SERVPRO professionals provide specialized services that rid your home or business of offensive odors left by fire or smoke damage. Any restorable item in affected areas will be professionally cleaned and deodorized, including: furniture, draperies and upholstery, electronics, art, flooring, walls, ceiling, HVAC air ducts and more.

SERVPRO professionals do not cover up lingering odors with a fragrance; they seek out and remove the sources of the odor. Ask SERVPRO professionals to explain the carious deodorization methods available and which will work best for you. 

If you suffer fire damage – or some other accident – and require deodorization services, contact us at 804-966-1400. Whether its fire, water or mold damage – or just a stubborn odor that refuses to go away – we’ll help make it “Like it never even happened.”

Candle Fires

5/22/2018 (Permalink)

The U.S. Fire Administration released a Topical Fire Research Report in July of 2006 entitled, “Candle Fires in Residential Structures”, which examines the causes and characteristics of residential candle fires. According to the report, candles are responsible for an estimated 23,600 residential structure fires annually resulting in $390 million in direct property loss. Candle sales and usage increase during the winter and holiday season and peak in December. Almost 25% of candle fires occur during December and January. The number one cause of candle fires is placement near combustibles. Typically, the items initially ignited by candles include furniture, curtains, bedding and cabinetry. In December, holiday decorations are the first to ignite. Most candle fires result from accidental error and negligence, such as leaving burning candles unattended. Caution, common sense and attention to your surroundings can help reduce the risk of candle fires.

Some Tips for Candles Usage:

  • Ensure lit candles are in sturdy metal, glass, or ceramic candle holders and are placed where they cannot easily be knocked down

  • Keep candles out of reach from children and pets

  • Extinguish candles after us

  • Blow out all candles before napping or falling asleep

  • Never leave burning candles unattended

Experienced fire damage? Give SERVPRO of York, James City County, and Poquoson a call.


General Fire Facts

5/22/2018 (Permalink)

Fire Preventative Tips:

  • Install smoke alarms outside each sleeping area and every level of a home

  • Check smoke alarms once per month an change the batteries at least once per year

  • Plan an escape route and practice it at least twice per year

When our SERVPRO franchise arrives on the scene follow a fire, their first step is to calm the customer’s fears. The second step is to pre-test smoke to determine what type of fire has taken place.
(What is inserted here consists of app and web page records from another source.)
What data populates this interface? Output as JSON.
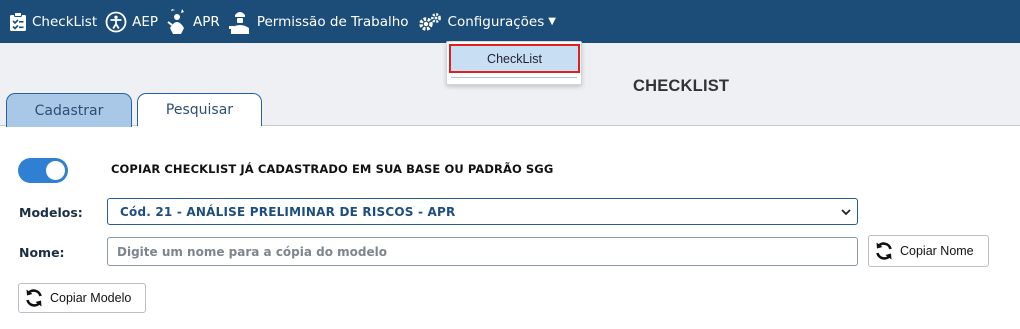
{
  "nav": {
    "items": [
      {
        "label": "CheckList",
        "icon": "clipboard-check-icon"
      },
      {
        "label": "AEP",
        "icon": "accessibility-icon"
      },
      {
        "label": "APR",
        "icon": "worker-icon"
      },
      {
        "label": "Permissão de Trabalho",
        "icon": "work-permit-icon"
      },
      {
        "label": "Configurações",
        "icon": "gears-icon"
      }
    ],
    "dropdown_item": "CheckList"
  },
  "header": {
    "title": "CHECKLIST",
    "tabs": [
      {
        "label": "Cadastrar",
        "active": true
      },
      {
        "label": "Pesquisar",
        "active": false
      }
    ]
  },
  "form": {
    "toggle_label": "COPIAR CHECKLIST JÁ CADASTRADO EM SUA BASE OU PADRÃO SGG",
    "toggle_on": true,
    "modelos_label": "Modelos:",
    "modelos_value": "Cód. 21 - ANÁLISE PRELIMINAR DE RISCOS - APR",
    "nome_label": "Nome:",
    "nome_placeholder": "Digite um nome para a cópia do modelo",
    "nome_value": "",
    "copiar_nome_button": "Copiar Nome",
    "copiar_modelo_button": "Copiar Modelo"
  },
  "colors": {
    "nav_bg": "#1c4d78",
    "accent": "#2f80d3",
    "highlight_border": "#e0201d"
  }
}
Knowing the types of smoke and their behavior patterns is crucial.

Are you aware of the different types of smoke?

  • Wet Smoke – Plastics & Rubber: low heat, smoldering, pungent odor, sticky, smears.

  • Dry Smoke – Paper & Wood: fast burning, high temperatures, heat rises, therefore the smoke rises.

  • Protein Smoke – Produced by evaporation of material rather than from a fire: virtually invisible, discolors paints and varnishes, extreme pungent odor.

  • Fuel Oil Soot – Furnace Puff Backs.

    Smoke and soot residue can damage carpet, upholstery and contents if not removed quickly and efficiently. In a fire-damaged structure with soot on the walls and other surfaces, cleaning and restoration is less disruptive and more cost-efficient than replacement. Replacement may also mean a longer disruption time than restoration. For a company waiting to open for business, this downtime can present an enormous hardship.

    Pre-testing helps to determine:

  • The most effective cleaning and restoration processes

  • Pre-existing conditions

  • The extent of the loss

  • Overall costs of the restoration process

  • Replacements

  • What is restorable and what must be replaced